If you watch the news or read the paper it’s quite easy to become discouraged about how people treat each other. Compassion, understanding and tolerance seem to be in short supply. But someone always seems to come along just in time to restore my faith in the human heart.
My wife and I are “Dog People”. We don’t really own a dog; we just share a home with an 11-year-old Jack Russell Terrier named Molly. Now, we love Molly very much, but she does have a few quirks. She will go from calm, sweet and loving to spinning around in one place for no apparent reason, to staring at the last known location of a lizard for hours, then straight to her “Sling-Blade” character who will attack a dog the size of a horse or the top of our friend Cheryl’s head (sorry again Cheryl). So, naturally my wife Lori and I wanted another dog… not a different one mind you…ANOTHER one.
Lori wanted to look for a rescue dog, and I thought this was great until I realized we weren’t going to get a large dog that always carried Brandy in a little keg around his neck all the time. An internet search revealed dozens of individuals that, out of the kindness of their hearts, rescued dogs that were scheduled to be euthanized. Some of these dogs had been through unimaginable experiences, from abandonment on the side of the road to being used as training targets for fighting dogs. The people that rescue these dogs most often use their own money and homes to find good families, inspecting the homes before allowing an adoption.
That’s how we met Winston, a good-looking 12-year-old Jack Russell mix. His rescuer brought him to us from the other coast so we could see if “psycho”… I mean Molly, could tolerate another dog in “her” house. Winston’s previous owners were forced to move away without him after their home was foreclosed on. He was left alone and afraid at the animal shelter. His rescuer said that he seemed constantly afraid of being abandoned and that he never played or chewed on toys. We found him to be a kind, gentle, cuddly old fellow whose “dog breath” could take the paint off of the walls. Despite the “dogatosis”, Winston has a new home with us. His rescuer asked for nothing. She handed us his papers, gave Winston a hug and then she left. It was a simple, yet emotionally powerful demonstration of kindness. It makes me wonder … Why do our hearts go out to animals so readily and yet, it’s so difficult for some of us to do the same for our fellow humans?
Winston, the dog who never played, has now worn out two stuffed rabbits and is playing like a puppy!
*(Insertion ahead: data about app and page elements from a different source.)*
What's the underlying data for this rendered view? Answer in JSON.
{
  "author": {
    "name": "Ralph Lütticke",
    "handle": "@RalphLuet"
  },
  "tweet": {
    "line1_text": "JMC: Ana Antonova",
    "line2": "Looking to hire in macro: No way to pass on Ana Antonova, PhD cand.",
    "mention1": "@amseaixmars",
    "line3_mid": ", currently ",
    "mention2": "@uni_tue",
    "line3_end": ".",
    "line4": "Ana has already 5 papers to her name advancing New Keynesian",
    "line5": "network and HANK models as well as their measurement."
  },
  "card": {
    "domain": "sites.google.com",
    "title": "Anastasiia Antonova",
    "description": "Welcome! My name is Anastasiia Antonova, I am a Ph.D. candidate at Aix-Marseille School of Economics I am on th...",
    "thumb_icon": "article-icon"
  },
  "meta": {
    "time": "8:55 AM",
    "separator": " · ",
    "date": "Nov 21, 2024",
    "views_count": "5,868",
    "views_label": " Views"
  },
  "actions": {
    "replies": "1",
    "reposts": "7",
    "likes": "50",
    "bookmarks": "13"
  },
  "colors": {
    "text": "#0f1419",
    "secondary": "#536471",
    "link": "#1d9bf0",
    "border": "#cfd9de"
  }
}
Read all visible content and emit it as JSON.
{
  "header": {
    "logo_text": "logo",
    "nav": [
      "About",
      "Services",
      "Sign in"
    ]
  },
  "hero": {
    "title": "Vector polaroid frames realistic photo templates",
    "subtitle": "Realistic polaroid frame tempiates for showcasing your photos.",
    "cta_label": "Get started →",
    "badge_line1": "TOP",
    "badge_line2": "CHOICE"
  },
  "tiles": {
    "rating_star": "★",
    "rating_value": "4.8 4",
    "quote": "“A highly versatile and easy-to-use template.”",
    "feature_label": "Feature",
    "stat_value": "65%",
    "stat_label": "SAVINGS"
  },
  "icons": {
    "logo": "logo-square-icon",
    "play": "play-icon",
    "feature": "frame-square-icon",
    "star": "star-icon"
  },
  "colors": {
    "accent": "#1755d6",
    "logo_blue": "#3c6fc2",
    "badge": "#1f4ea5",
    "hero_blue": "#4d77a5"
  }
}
Lori and I watch him sleep peacefully in his bed and realize that the fuzzy dog with the bad breath knows what’s important. He’s safe at home with people that love him.